**Your task**
Tell me how many lines in the data below hold the string "date", and say nothing else.

**Items from an interface collection**
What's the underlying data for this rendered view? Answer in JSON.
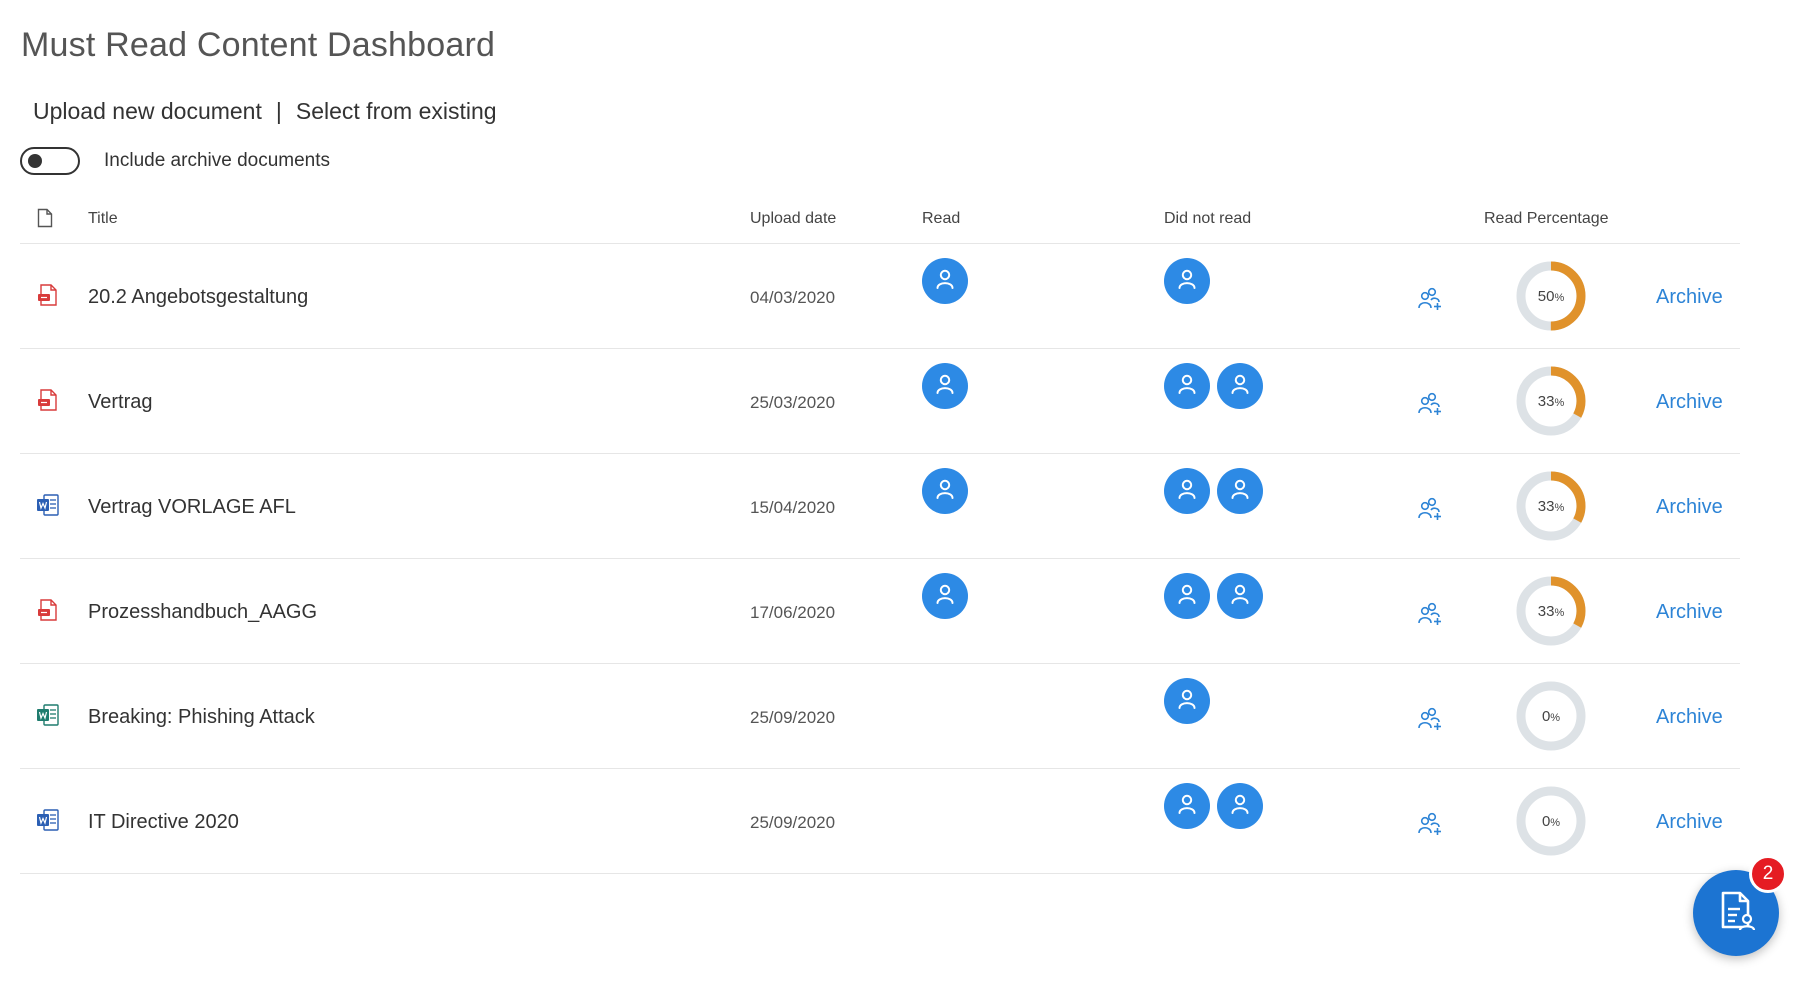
{
  "page_title": "Must Read Content Dashboard",
  "actions": {
    "upload_label": "Upload new document",
    "separator": "|",
    "select_label": "Select from existing"
  },
  "archive_toggle": {
    "label": "Include archive documents",
    "checked": false
  },
  "table": {
    "columns": {
      "file_icon": "file-icon",
      "title": "Title",
      "upload_date": "Upload date",
      "read": "Read",
      "did_not_read": "Did not read",
      "read_percentage": "Read Percentage"
    },
    "rows": [
      {
        "type": "pdf",
        "title": "20.2 Angebotsgestaltung",
        "date": "04/03/2020",
        "read_count": 1,
        "not_read_count": 1,
        "percent": 50,
        "percent_label": "50",
        "percent_unit": "%",
        "action": "Archive"
      },
      {
        "type": "pdf",
        "title": "Vertrag",
        "date": "25/03/2020",
        "read_count": 1,
        "not_read_count": 2,
        "percent": 33,
        "percent_label": "33",
        "percent_unit": "%",
        "action": "Archive"
      },
      {
        "type": "word",
        "title": "Vertrag VORLAGE AFL",
        "date": "15/04/2020",
        "read_count": 1,
        "not_read_count": 2,
        "percent": 33,
        "percent_label": "33",
        "percent_unit": "%",
        "action": "Archive"
      },
      {
        "type": "pdf",
        "title": "Prozesshandbuch_AAGG",
        "date": "17/06/2020",
        "read_count": 1,
        "not_read_count": 2,
        "percent": 33,
        "percent_label": "33",
        "percent_unit": "%",
        "action": "Archive"
      },
      {
        "type": "sway",
        "title": "Breaking: Phishing Attack",
        "date": "25/09/2020",
        "read_count": 0,
        "not_read_count": 1,
        "percent": 0,
        "percent_label": "0",
        "percent_unit": "%",
        "action": "Archive"
      },
      {
        "type": "word",
        "title": "IT Directive 2020",
        "date": "25/09/2020",
        "read_count": 0,
        "not_read_count": 2,
        "percent": 0,
        "percent_label": "0",
        "percent_unit": "%",
        "action": "Archive"
      }
    ]
  },
  "fab": {
    "icon": "document-reader-icon",
    "badge_count": "2"
  },
  "colors": {
    "accent": "#2d8ae5",
    "link": "#2d84d6",
    "donut_fill": "#e0922b",
    "donut_track": "#dde2e6",
    "badge": "#e51c23",
    "pdf": "#d83b3b",
    "word": "#2b5fb4",
    "sway": "#1f7c6e"
  }
}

**Response box**
7